Twelve-tone technique or dodecaphony
Twelve-tone technique is a system of musical composition devised by Arnold Schoenberg. Music using the technique is called twelve-tone music. Josef Matthias Hauer also developed a similar system using unordered hexachords, or tropes, at the exact same time and country but with no connection to Schoenberg. Schoenberg himself described the system as a “method of composing with 12 notes which are related only to one another”. Schoenberg invented the twelve-tone techniques, which is a method of composition based on a fixed order of the twelve chromatic tones (Benward, 303). It is a system in which the twelve pitch classes are placed in a specific order, forming a set that then becomes a compositional tool (Sadie, 286). It was developed around 1920 as a means of providing a coherent basis for complete chromatic music.

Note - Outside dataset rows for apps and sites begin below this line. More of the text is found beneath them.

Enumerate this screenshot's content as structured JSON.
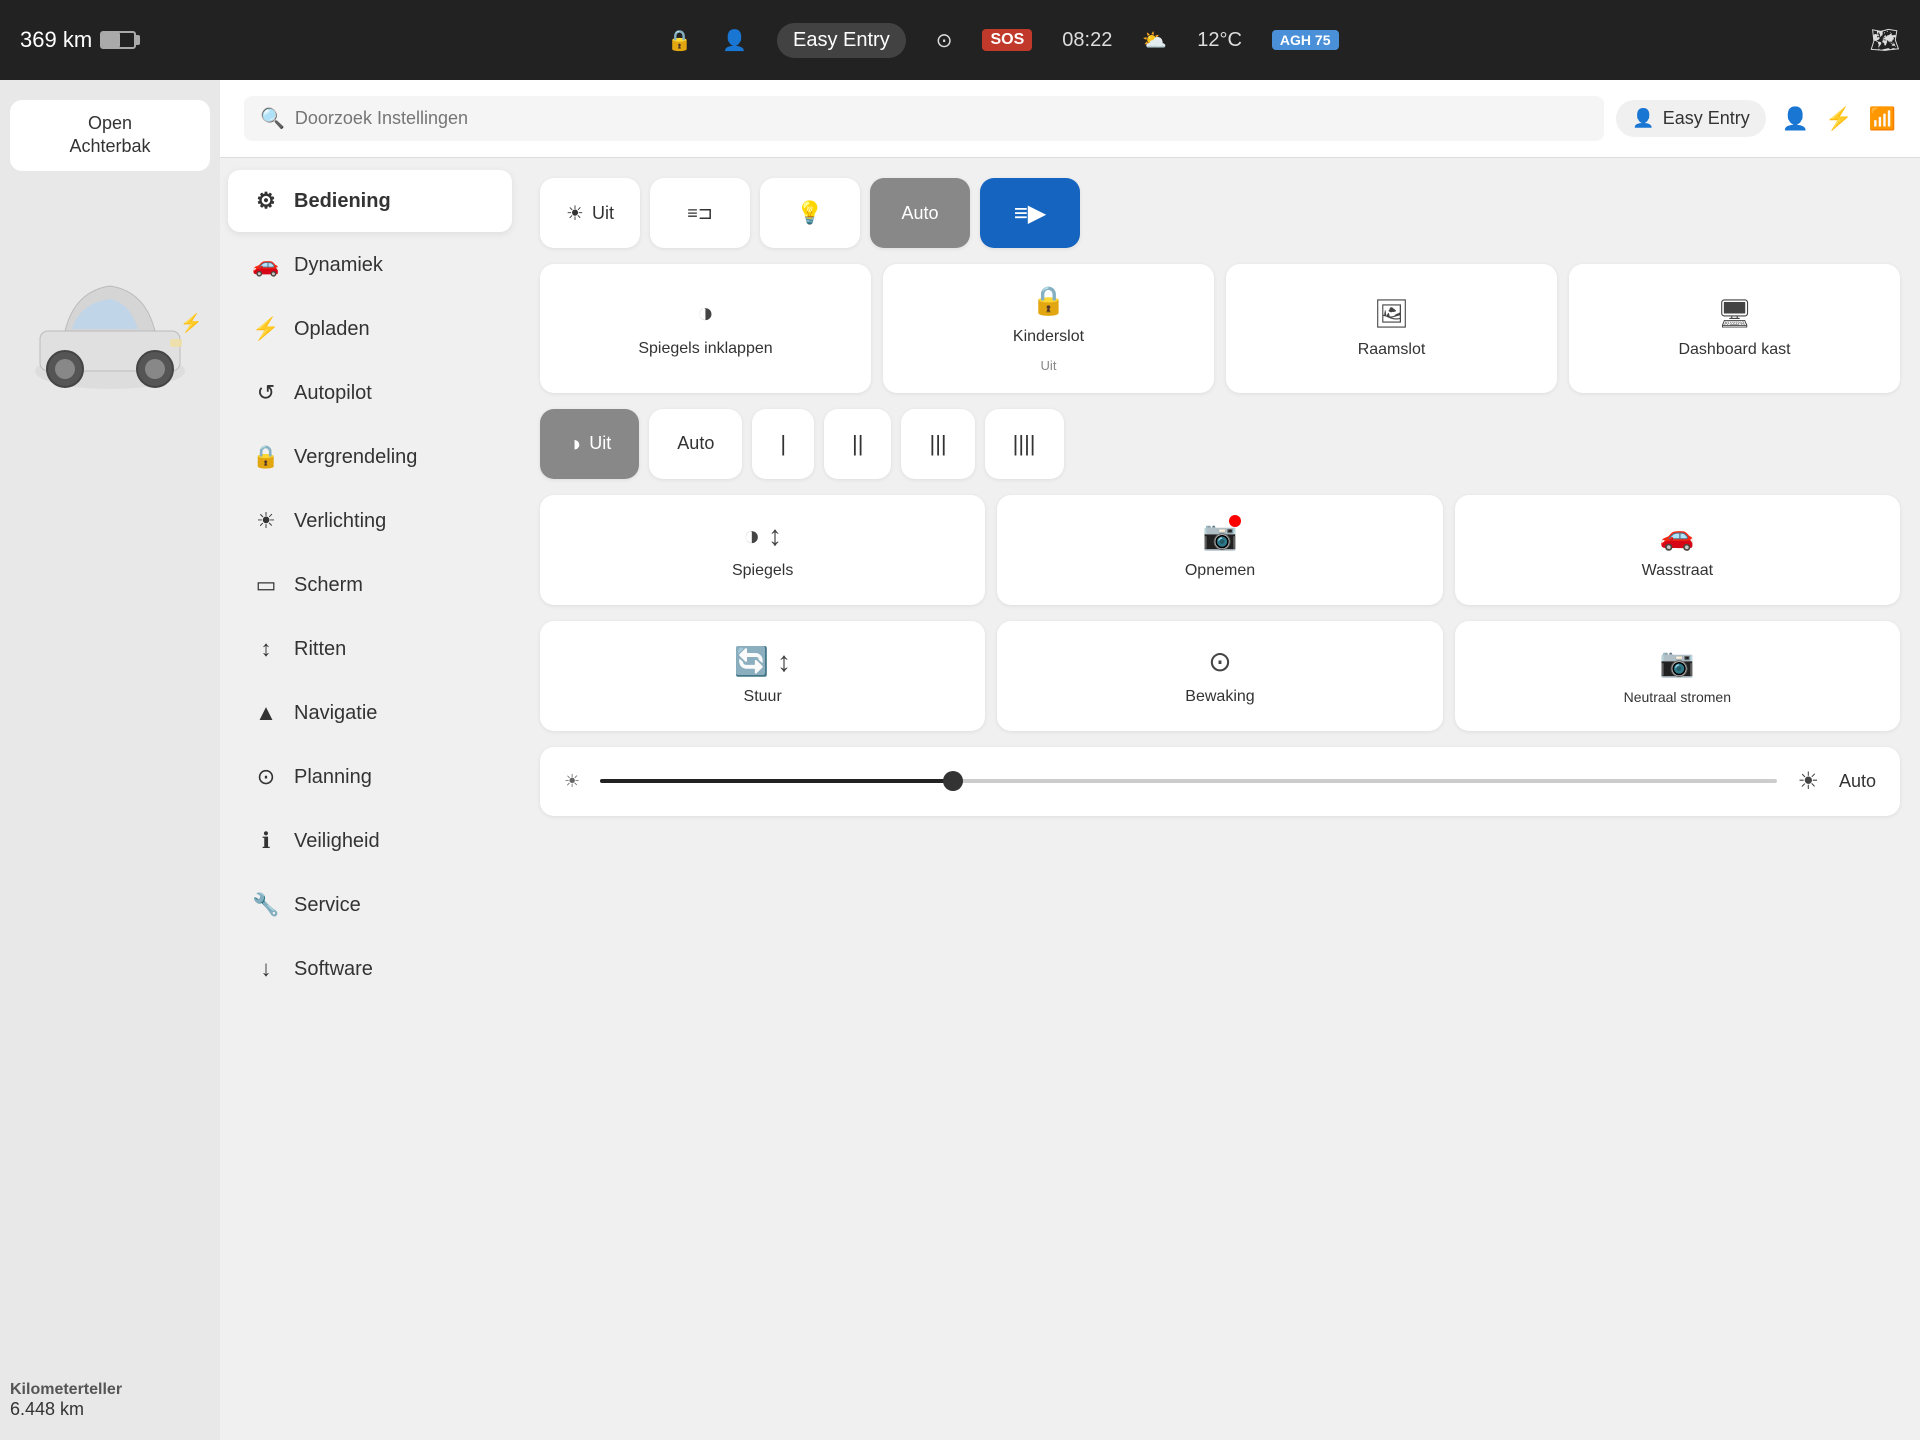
{
  "statusBar": {
    "km": "369 km",
    "easyEntry": "Easy Entry",
    "time": "08:22",
    "temp": "12°C",
    "autoPilot": "AGH 75",
    "sosLabel": "SOS"
  },
  "leftPanel": {
    "openTrunkLine1": "Open",
    "openTrunkLine2": "Achterbak",
    "kmCounterTitle": "Kilometerteller",
    "kmCounterValue": "6.448 km"
  },
  "searchBar": {
    "placeholder": "Doorzoek Instellingen",
    "profileName": "Easy Entry"
  },
  "navMenu": {
    "items": [
      {
        "id": "bediening",
        "label": "Bediening",
        "icon": "⚙",
        "active": true
      },
      {
        "id": "dynamiek",
        "label": "Dynamiek",
        "icon": "🚗"
      },
      {
        "id": "opladen",
        "label": "Opladen",
        "icon": "⚡"
      },
      {
        "id": "autopilot",
        "label": "Autopilot",
        "icon": "🔄"
      },
      {
        "id": "vergrendeling",
        "label": "Vergrendeling",
        "icon": "🔒"
      },
      {
        "id": "verlichting",
        "label": "Verlichting",
        "icon": "☀"
      },
      {
        "id": "scherm",
        "label": "Scherm",
        "icon": "🖥"
      },
      {
        "id": "ritten",
        "label": "Ritten",
        "icon": "↕"
      },
      {
        "id": "navigatie",
        "label": "Navigatie",
        "icon": "▲"
      },
      {
        "id": "planning",
        "label": "Planning",
        "icon": "🕐"
      },
      {
        "id": "veiligheid",
        "label": "Veiligheid",
        "icon": "ℹ"
      },
      {
        "id": "service",
        "label": "Service",
        "icon": "🔧"
      },
      {
        "id": "software",
        "label": "Software",
        "icon": "↓"
      }
    ]
  },
  "controls": {
    "lightButtons": [
      {
        "id": "uit",
        "label": "Uit",
        "icon": "☀",
        "active": false
      },
      {
        "id": "dge",
        "label": "DGE",
        "active": false
      },
      {
        "id": "dimlicht",
        "label": "",
        "icon": "💡",
        "active": false
      },
      {
        "id": "auto",
        "label": "Auto",
        "active": true
      },
      {
        "id": "groot",
        "label": "",
        "icon": "💡💡",
        "active": false,
        "primary": true
      }
    ],
    "featureButtons": [
      {
        "id": "spiegels",
        "label": "Spiegels inklappen",
        "icon": "◑"
      },
      {
        "id": "kinderslot",
        "label": "Kinderslot",
        "sublabel": "Uit",
        "icon": "🔒"
      },
      {
        "id": "raamslot",
        "label": "Raamslot",
        "icon": "🖼"
      },
      {
        "id": "dashboard",
        "label": "Dashboard kast",
        "icon": "🖥"
      }
    ],
    "wiperButtons": [
      {
        "id": "uit",
        "label": "Uit",
        "icon": "◑",
        "active": true
      },
      {
        "id": "auto",
        "label": "Auto",
        "active": false
      },
      {
        "id": "speed1",
        "label": "I",
        "active": false
      },
      {
        "id": "speed2",
        "label": "II",
        "active": false
      },
      {
        "id": "speed3",
        "label": "III",
        "active": false
      },
      {
        "id": "speed4",
        "label": "IIII",
        "active": false
      }
    ],
    "actionButtons": [
      {
        "id": "spiegels2",
        "label": "Spiegels",
        "icon": "◑↕",
        "hasArrow": true
      },
      {
        "id": "opnemen",
        "label": "Opnemen",
        "icon": "📷",
        "hasRedDot": true
      },
      {
        "id": "wasstraat",
        "label": "Wasstraat",
        "icon": "🚗"
      }
    ],
    "stuurButtons": [
      {
        "id": "stuur",
        "label": "Stuur",
        "icon": "🔄↕"
      },
      {
        "id": "bewaking",
        "label": "Bewaking",
        "icon": "🔵"
      },
      {
        "id": "neutraal",
        "label": "Neutraal stromen",
        "icon": "📷"
      }
    ],
    "brightness": {
      "autoLabel": "Auto",
      "sliderValue": 30
    }
  }
}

The basic difficulty in composing in the atonal idiom is intelligent control of melodic and harmonic forces. ‘There are ways of harnessing these forces by contrapuntal and harmonic means that are similar to those used in the early development of Western polyphony’ (Marquis, 185). However, these ways are much more complex than the traditional Western polyphony. Therefore, Schoenberg invented the matrix system to help composing.

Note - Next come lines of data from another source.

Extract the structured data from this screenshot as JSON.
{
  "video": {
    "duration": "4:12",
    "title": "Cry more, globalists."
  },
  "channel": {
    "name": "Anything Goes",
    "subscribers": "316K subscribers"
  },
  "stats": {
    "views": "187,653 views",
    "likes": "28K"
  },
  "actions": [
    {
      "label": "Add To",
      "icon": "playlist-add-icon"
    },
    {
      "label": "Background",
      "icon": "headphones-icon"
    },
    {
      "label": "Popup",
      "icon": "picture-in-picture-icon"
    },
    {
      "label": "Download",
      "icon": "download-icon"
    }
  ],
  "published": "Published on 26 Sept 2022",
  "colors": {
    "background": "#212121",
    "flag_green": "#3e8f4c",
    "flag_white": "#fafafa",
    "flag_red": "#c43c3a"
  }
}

In music, the minimalist movement was, like minimal art, a reaction against a then-current form, with composers rejecting many of the dry intellectual complexities and the emotional sterility of serial music and other modern forms. Generally, minimalist compositions tend to emphasize simplicity in melodic line and harmonic progression, to stress repetition and rhythmic patterns, and to reduce historical or expressive reference. The use of electronic instruments is common in minimalist music, as are influences from Asia and Africa. Among prominent minimalist composers are Philip Glass, Steve Reich, Terry Riley, La Monte Young, and John Adams. Musical analysis and listening will also be an important aspect of the course, stimulating debates and encouraging students towards their own creativity.
Please visit the LMFL website for information about languages, general requirements, workload, social life, accommodation and visas.
- Language and Music for Life
- View Organiser Website
- Centre International de Valbonne
190 Rue Frédéric Mistral
Valbonne, 06560 France + Google Map